Rabada Delivers on Day 4
With spearhead fast bowler Dale Steyn out for 6 months with a shoulder injury, South Africa might have just found a more than willing replacement to lead their attack for the next decade. With 416 wickets at an average of 22, Steyn has been the premier fast bowler in the world for much of the last decade. Steyn, at 33 years of age and with injuries mounting, may not ever return to the dominant force he once was. However South Africa might have found gold with the emergence of Kagiso Rabada gathering momentum here on Day 4. Rabada was exceptional claiming the key wickets of Shaun Marsh, Steve Smith and Adam Voges on his way to taking 3/49 from 16 overs. Rabada was unlucky not to have a 4th wicket when Khawaja edged behind only to see Quinton De Kock and Hashim Amla in two minds as Amla grassed the low chance. Rabada bowled with good pace, and had excellent control of reverse swing as he enticed Marsh, Smith and Voges into edges on a probing 4th stump line. At just 21 years of age, Rabada has untapped potential and, if he can finish with 5 wickets in leading South Africa to a 1st Test win, his stocks will only grow higher.

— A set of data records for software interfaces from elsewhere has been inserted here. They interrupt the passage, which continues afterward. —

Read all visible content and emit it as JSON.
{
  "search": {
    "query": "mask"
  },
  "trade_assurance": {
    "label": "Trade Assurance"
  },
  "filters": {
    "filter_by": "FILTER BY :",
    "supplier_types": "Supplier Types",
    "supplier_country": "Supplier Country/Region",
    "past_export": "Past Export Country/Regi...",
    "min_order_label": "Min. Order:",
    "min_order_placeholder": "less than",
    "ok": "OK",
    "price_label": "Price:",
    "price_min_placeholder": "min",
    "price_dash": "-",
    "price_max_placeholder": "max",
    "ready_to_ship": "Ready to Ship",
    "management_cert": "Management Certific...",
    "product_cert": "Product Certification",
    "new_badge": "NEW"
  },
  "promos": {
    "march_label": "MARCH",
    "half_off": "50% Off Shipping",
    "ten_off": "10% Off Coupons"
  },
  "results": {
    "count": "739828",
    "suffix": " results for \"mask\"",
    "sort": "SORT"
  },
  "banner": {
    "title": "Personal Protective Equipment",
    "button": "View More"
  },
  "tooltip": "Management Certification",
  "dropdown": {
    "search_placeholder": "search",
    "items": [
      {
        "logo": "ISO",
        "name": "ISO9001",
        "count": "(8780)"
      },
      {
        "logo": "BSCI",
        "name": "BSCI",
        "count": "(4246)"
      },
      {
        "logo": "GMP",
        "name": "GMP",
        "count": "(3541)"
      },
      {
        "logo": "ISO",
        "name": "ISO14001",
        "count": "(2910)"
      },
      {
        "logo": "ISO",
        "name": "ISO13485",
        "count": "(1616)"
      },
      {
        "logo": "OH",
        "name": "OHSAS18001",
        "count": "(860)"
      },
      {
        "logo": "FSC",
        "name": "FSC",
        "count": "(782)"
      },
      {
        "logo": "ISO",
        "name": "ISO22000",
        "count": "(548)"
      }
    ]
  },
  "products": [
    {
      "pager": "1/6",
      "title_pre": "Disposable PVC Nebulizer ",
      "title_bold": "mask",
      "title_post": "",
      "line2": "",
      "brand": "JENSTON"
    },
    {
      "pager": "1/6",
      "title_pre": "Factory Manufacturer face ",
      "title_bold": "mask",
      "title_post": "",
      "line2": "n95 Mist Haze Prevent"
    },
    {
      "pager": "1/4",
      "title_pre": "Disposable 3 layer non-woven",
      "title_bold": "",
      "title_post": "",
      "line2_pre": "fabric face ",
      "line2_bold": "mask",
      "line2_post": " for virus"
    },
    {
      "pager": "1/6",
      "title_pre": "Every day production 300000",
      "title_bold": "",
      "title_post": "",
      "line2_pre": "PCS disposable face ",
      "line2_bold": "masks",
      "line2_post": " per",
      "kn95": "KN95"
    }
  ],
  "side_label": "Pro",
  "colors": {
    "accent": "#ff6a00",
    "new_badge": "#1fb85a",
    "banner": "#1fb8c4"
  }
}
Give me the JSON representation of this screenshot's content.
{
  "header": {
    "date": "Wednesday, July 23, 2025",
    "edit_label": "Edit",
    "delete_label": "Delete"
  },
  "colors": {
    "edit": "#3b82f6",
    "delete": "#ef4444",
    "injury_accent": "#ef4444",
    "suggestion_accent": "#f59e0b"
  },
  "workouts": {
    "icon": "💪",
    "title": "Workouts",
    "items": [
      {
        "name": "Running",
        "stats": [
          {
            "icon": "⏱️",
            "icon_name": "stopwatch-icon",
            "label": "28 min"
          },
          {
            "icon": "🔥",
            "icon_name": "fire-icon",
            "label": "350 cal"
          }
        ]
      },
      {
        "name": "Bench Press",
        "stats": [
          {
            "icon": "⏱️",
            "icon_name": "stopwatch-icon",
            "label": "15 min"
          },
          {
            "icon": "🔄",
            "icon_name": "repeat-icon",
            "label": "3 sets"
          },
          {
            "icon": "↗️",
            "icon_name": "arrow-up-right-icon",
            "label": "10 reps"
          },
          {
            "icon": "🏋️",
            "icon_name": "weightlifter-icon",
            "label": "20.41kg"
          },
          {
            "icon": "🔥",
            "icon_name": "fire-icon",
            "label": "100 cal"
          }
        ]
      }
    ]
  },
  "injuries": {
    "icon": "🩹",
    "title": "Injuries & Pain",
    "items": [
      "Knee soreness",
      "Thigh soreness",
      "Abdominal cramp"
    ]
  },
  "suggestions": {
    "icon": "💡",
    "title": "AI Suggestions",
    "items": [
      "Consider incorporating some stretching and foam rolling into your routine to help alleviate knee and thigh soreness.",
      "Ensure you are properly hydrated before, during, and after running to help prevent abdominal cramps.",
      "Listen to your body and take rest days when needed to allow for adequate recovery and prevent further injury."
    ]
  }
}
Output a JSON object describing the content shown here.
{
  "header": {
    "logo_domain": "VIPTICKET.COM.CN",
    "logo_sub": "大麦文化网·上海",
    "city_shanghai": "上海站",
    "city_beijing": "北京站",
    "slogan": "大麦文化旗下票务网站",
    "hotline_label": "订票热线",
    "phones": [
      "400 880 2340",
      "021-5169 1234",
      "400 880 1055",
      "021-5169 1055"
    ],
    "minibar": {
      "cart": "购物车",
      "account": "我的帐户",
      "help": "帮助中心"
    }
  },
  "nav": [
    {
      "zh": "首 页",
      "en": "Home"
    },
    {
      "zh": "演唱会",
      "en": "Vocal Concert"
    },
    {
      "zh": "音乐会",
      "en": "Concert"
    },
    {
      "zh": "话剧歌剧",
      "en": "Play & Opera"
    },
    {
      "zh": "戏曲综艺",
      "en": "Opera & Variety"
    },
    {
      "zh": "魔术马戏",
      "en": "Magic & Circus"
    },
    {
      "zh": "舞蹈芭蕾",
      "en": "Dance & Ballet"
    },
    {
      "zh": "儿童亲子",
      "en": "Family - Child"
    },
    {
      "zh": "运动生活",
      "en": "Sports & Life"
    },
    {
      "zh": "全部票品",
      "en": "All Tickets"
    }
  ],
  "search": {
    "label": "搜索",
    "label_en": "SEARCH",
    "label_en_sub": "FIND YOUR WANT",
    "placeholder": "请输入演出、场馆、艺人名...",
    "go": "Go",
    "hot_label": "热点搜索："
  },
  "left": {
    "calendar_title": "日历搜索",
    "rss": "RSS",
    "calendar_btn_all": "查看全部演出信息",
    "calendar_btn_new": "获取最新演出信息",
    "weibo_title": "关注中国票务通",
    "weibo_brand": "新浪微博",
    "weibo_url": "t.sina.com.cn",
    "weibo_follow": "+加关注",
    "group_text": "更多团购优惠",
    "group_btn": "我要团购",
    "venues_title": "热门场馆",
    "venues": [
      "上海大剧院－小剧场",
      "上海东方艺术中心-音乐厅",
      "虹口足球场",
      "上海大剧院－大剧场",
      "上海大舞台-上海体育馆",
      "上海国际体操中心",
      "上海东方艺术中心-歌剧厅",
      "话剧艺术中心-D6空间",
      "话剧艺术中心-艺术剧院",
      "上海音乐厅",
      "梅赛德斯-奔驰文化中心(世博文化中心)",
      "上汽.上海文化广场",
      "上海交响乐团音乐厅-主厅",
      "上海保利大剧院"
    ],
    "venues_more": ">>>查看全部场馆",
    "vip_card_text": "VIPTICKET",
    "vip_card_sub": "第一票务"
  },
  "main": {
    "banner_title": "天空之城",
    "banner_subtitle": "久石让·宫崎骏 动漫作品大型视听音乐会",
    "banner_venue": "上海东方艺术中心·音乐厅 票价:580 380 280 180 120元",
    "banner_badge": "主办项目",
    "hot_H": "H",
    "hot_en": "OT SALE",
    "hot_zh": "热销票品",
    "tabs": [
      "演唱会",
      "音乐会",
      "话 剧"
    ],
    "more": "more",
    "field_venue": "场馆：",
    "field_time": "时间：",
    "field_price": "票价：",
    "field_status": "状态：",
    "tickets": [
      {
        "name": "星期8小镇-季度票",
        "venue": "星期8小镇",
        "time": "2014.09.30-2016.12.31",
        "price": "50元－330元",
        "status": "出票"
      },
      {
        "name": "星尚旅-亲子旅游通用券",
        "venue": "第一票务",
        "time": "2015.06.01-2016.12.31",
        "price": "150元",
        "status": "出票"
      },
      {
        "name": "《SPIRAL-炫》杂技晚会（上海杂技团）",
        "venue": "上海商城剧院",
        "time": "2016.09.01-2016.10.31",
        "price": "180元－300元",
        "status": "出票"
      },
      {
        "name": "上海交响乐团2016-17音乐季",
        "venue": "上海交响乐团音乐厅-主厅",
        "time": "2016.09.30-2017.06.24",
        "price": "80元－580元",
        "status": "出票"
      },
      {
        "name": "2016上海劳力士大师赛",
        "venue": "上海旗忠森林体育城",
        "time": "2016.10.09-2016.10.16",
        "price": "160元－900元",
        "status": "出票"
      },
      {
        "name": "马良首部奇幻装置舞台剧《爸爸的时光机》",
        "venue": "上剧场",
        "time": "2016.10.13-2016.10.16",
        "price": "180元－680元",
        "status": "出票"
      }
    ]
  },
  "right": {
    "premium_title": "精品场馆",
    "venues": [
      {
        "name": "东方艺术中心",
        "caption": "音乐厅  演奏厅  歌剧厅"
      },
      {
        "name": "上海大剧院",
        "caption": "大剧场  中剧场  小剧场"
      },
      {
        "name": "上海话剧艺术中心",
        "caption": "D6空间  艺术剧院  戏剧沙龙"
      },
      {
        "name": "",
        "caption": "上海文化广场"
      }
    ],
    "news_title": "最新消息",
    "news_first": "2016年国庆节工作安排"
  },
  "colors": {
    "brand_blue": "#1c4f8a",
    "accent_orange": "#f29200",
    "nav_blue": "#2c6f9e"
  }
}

Steve Smith and Nathan Lyon Relationship Under the Microscope
Nathan Lyon returned the worst figures of his Test career on Day 4 going wicketless and conceding 146 runs from 34 overs of toil. It was notable that Smith gave Lyon just 12 overs on Day 3 and refused to turn to his spinner until after the lunch break despite the searingly hot temperatures and growing partnership between Dean Elgar and JP Duminy. On the recent tour of Sri Lanka, both Smith and coach Darren Lehmann were highly critical of Lyon in the press blaming Australia's spinner as much as the batsmen for the series defeat. Whilst Lyon returned 16 wickets at 31 on the tour, Smith felt Lyon should have been more consistent and taken wickets at a better strike rate much like his Sri Lankan counterparts. It seemed an unnecessary shot against Lyon when the batsmen had failed miserably to build any sort of total all tour long. Whilst Michael Clarke seemed to deploy Lyon early and often, it's up for discussion whether Smith has lost some faith in the bowler. Lyon with 211 wickets is Australia's most successful off spinning bowler in its history and has always performed strongly at home. However, with a tour of India on the horizon, Lyon is suddenly under pressure to perform and take wickets against South Africa and Pakistan this home summer.